INSTRUCTIONS TO FOLLOW » All of the entries below are to be retyped exactly.

Records from a dataset »

------

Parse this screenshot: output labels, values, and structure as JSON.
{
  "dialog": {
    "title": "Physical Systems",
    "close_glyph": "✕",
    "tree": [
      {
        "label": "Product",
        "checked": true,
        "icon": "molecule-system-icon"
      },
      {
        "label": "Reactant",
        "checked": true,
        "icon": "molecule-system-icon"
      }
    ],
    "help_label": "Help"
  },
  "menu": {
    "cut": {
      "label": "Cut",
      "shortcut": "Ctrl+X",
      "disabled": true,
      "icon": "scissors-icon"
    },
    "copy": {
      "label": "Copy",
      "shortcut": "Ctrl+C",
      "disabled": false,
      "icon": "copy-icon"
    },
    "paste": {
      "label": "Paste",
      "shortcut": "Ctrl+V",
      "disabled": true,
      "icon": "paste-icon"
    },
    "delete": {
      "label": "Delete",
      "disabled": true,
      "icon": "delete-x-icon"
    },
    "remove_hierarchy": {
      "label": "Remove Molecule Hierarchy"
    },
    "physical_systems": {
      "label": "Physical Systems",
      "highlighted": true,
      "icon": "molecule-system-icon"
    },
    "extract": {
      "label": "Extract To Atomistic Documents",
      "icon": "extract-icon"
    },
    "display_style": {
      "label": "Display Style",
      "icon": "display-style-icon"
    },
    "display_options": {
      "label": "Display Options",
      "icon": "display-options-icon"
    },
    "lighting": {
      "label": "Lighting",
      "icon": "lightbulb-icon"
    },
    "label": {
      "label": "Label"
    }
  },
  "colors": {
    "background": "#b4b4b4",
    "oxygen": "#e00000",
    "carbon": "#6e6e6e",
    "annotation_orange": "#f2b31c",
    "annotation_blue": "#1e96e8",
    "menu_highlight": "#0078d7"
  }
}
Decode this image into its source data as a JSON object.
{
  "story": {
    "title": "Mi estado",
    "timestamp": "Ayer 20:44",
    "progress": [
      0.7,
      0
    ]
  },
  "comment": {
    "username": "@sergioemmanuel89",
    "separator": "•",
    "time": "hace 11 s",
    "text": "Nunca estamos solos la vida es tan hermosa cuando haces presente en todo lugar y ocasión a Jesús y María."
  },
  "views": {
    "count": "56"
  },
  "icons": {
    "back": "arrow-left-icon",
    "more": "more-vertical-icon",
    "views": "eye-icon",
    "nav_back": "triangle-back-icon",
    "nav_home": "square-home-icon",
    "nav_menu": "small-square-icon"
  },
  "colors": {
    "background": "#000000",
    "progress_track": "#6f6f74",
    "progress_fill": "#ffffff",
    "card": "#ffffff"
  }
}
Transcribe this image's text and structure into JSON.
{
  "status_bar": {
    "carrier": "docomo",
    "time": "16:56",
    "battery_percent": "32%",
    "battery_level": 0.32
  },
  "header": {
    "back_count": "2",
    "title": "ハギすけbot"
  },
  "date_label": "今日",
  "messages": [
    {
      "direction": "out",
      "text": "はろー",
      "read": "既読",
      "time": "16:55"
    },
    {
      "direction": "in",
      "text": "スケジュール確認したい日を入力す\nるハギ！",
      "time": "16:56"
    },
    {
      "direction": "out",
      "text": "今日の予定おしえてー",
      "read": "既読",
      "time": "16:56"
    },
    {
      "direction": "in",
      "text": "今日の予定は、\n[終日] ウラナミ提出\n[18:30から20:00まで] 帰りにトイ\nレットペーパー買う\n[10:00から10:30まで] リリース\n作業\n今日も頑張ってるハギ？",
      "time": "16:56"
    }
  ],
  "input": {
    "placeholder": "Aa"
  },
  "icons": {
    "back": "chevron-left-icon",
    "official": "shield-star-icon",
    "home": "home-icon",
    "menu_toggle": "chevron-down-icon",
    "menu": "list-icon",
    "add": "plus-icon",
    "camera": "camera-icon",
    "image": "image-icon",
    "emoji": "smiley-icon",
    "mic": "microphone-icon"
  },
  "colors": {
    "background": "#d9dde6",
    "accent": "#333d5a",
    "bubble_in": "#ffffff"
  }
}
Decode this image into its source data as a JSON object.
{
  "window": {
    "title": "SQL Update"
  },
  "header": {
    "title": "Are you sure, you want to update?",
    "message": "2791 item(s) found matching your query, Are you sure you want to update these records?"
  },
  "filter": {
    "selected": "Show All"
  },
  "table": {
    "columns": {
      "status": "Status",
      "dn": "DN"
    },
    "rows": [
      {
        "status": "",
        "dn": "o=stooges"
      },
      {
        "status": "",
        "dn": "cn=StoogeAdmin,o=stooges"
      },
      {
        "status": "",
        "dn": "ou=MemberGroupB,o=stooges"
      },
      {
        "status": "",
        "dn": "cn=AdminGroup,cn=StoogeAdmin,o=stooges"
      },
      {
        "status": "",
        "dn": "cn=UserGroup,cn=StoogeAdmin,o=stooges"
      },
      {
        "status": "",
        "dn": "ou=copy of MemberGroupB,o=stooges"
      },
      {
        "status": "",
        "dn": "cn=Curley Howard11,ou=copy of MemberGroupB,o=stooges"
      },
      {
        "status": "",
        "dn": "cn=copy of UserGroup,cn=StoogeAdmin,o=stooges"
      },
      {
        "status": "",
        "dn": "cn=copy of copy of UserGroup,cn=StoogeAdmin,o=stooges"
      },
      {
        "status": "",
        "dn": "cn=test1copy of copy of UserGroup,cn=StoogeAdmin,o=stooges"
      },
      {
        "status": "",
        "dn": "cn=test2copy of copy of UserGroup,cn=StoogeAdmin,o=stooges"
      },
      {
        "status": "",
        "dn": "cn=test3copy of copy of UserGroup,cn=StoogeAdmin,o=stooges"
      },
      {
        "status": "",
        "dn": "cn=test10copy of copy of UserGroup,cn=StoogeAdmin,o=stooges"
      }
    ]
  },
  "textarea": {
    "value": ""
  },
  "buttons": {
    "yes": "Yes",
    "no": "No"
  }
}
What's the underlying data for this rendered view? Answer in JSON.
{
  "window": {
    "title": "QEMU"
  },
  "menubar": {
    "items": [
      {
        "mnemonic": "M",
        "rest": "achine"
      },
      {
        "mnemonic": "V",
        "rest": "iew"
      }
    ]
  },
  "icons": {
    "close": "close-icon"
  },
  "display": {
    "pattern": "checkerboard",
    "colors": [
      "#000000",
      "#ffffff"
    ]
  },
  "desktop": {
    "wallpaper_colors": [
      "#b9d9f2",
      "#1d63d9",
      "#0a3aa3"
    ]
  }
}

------

RESPONSE TO THE TASK »
Parse this screenshot: output labels, values, and structure as JSON.
{
  "dialog": {
    "title": "Physical Systems",
    "close_glyph": "✕",
    "tree": [
      {
        "label": "Product",
        "checked": true,
        "icon": "molecule-system-icon"
      },
      {
        "label": "Reactant",
        "checked": true,
        "icon": "molecule-system-icon"
      }
    ],
    "help_label": "Help"
  },
  "menu": {
    "cut": {
      "label": "Cut",
      "shortcut": "Ctrl+X",
      "disabled": true,
      "icon": "scissors-icon"
    },
    "copy": {
      "label": "Copy",
      "shortcut": "Ctrl+C",
      "disabled": false,
      "icon": "copy-icon"
    },
    "paste": {
      "label": "Paste",
      "shortcut": "Ctrl+V",
      "disabled": true,
      "icon": "paste-icon"
    },
    "delete": {
      "label": "Delete",
      "disabled": true,
      "icon": "delete-x-icon"
    },
    "remove_hierarchy": {
      "label": "Remove Molecule Hierarchy"
    },
    "physical_systems": {
      "label": "Physical Systems",
      "highlighted": true,
      "icon": "molecule-system-icon"
    },
    "extract": {
      "label": "Extract To Atomistic Documents",
      "icon": "extract-icon"
    },
    "display_style": {
      "label": "Display Style",
      "icon": "display-style-icon"
    },
    "display_options": {
      "label": "Display Options",
      "icon": "display-options-icon"
    },
    "lighting": {
      "label": "Lighting",
      "icon": "lightbulb-icon"
    },
    "label": {
      "label": "Label"
    }
  },
  "colors": {
    "background": "#b4b4b4",
    "oxygen": "#e00000",
    "carbon": "#6e6e6e",
    "annotation_orange": "#f2b31c",
    "annotation_blue": "#1e96e8",
    "menu_highlight": "#0078d7"
  }
}
Decode this image into its source data as a JSON object.
{
  "story": {
    "title": "Mi estado",
    "timestamp": "Ayer 20:44",
    "progress": [
      0.7,
      0
    ]
  },
  "comment": {
    "username": "@sergioemmanuel89",
    "separator": "•",
    "time": "hace 11 s",
    "text": "Nunca estamos solos la vida es tan hermosa cuando haces presente en todo lugar y ocasión a Jesús y María."
  },
  "views": {
    "count": "56"
  },
  "icons": {
    "back": "arrow-left-icon",
    "more": "more-vertical-icon",
    "views": "eye-icon",
    "nav_back": "triangle-back-icon",
    "nav_home": "square-home-icon",
    "nav_menu": "small-square-icon"
  },
  "colors": {
    "background": "#000000",
    "progress_track": "#6f6f74",
    "progress_fill": "#ffffff",
    "card": "#ffffff"
  }
}
Transcribe this image's text and structure into JSON.
{
  "status_bar": {
    "carrier": "docomo",
    "time": "16:56",
    "battery_percent": "32%",
    "battery_level": 0.32
  },
  "header": {
    "back_count": "2",
    "title": "ハギすけbot"
  },
  "date_label": "今日",
  "messages": [
    {
      "direction": "out",
      "text": "はろー",
      "read": "既読",
      "time": "16:55"
    },
    {
      "direction": "in",
      "text": "スケジュール確認したい日を入力す\nるハギ！",
      "time": "16:56"
    },
    {
      "direction": "out",
      "text": "今日の予定おしえてー",
      "read": "既読",
      "time": "16:56"
    },
    {
      "direction": "in",
      "text": "今日の予定は、\n[終日] ウラナミ提出\n[18:30から20:00まで] 帰りにトイ\nレットペーパー買う\n[10:00から10:30まで] リリース\n作業\n今日も頑張ってるハギ？",
      "time": "16:56"
    }
  ],
  "input": {
    "placeholder": "Aa"
  },
  "icons": {
    "back": "chevron-left-icon",
    "official": "shield-star-icon",
    "home": "home-icon",
    "menu_toggle": "chevron-down-icon",
    "menu": "list-icon",
    "add": "plus-icon",
    "camera": "camera-icon",
    "image": "image-icon",
    "emoji": "smiley-icon",
    "mic": "microphone-icon"
  },
  "colors": {
    "background": "#d9dde6",
    "accent": "#333d5a",
    "bubble_in": "#ffffff"
  }
}
Decode this image into its source data as a JSON object.
{
  "window": {
    "title": "SQL Update"
  },
  "header": {
    "title": "Are you sure, you want to update?",
    "message": "2791 item(s) found matching your query, Are you sure you want to update these records?"
  },
  "filter": {
    "selected": "Show All"
  },
  "table": {
    "columns": {
      "status": "Status",
      "dn": "DN"
    },
    "rows": [
      {
        "status": "",
        "dn": "o=stooges"
      },
      {
        "status": "",
        "dn": "cn=StoogeAdmin,o=stooges"
      },
      {
        "status": "",
        "dn": "ou=MemberGroupB,o=stooges"
      },
      {
        "status": "",
        "dn": "cn=AdminGroup,cn=StoogeAdmin,o=stooges"
      },
      {
        "status": "",
        "dn": "cn=UserGroup,cn=StoogeAdmin,o=stooges"
      },
      {
        "status": "",
        "dn": "ou=copy of MemberGroupB,o=stooges"
      },
      {
        "status": "",
        "dn": "cn=Curley Howard11,ou=copy of MemberGroupB,o=stooges"
      },
      {
        "status": "",
        "dn": "cn=copy of UserGroup,cn=StoogeAdmin,o=stooges"
      },
      {
        "status": "",
        "dn": "cn=copy of copy of UserGroup,cn=StoogeAdmin,o=stooges"
      },
      {
        "status": "",
        "dn": "cn=test1copy of copy of UserGroup,cn=StoogeAdmin,o=stooges"
      },
      {
        "status": "",
        "dn": "cn=test2copy of copy of UserGroup,cn=StoogeAdmin,o=stooges"
      },
      {
        "status": "",
        "dn": "cn=test3copy of copy of UserGroup,cn=StoogeAdmin,o=stooges"
      },
      {
        "status": "",
        "dn": "cn=test10copy of copy of UserGroup,cn=StoogeAdmin,o=stooges"
      }
    ]
  },
  "textarea": {
    "value": ""
  },
  "buttons": {
    "yes": "Yes",
    "no": "No"
  }
}
What's the underlying data for this rendered view? Answer in JSON.
{
  "window": {
    "title": "QEMU"
  },
  "menubar": {
    "items": [
      {
        "mnemonic": "M",
        "rest": "achine"
      },
      {
        "mnemonic": "V",
        "rest": "iew"
      }
    ]
  },
  "icons": {
    "close": "close-icon"
  },
  "display": {
    "pattern": "checkerboard",
    "colors": [
      "#000000",
      "#ffffff"
    ]
  },
  "desktop": {
    "wallpaper_colors": [
      "#b9d9f2",
      "#1d63d9",
      "#0a3aa3"
    ]
  }
}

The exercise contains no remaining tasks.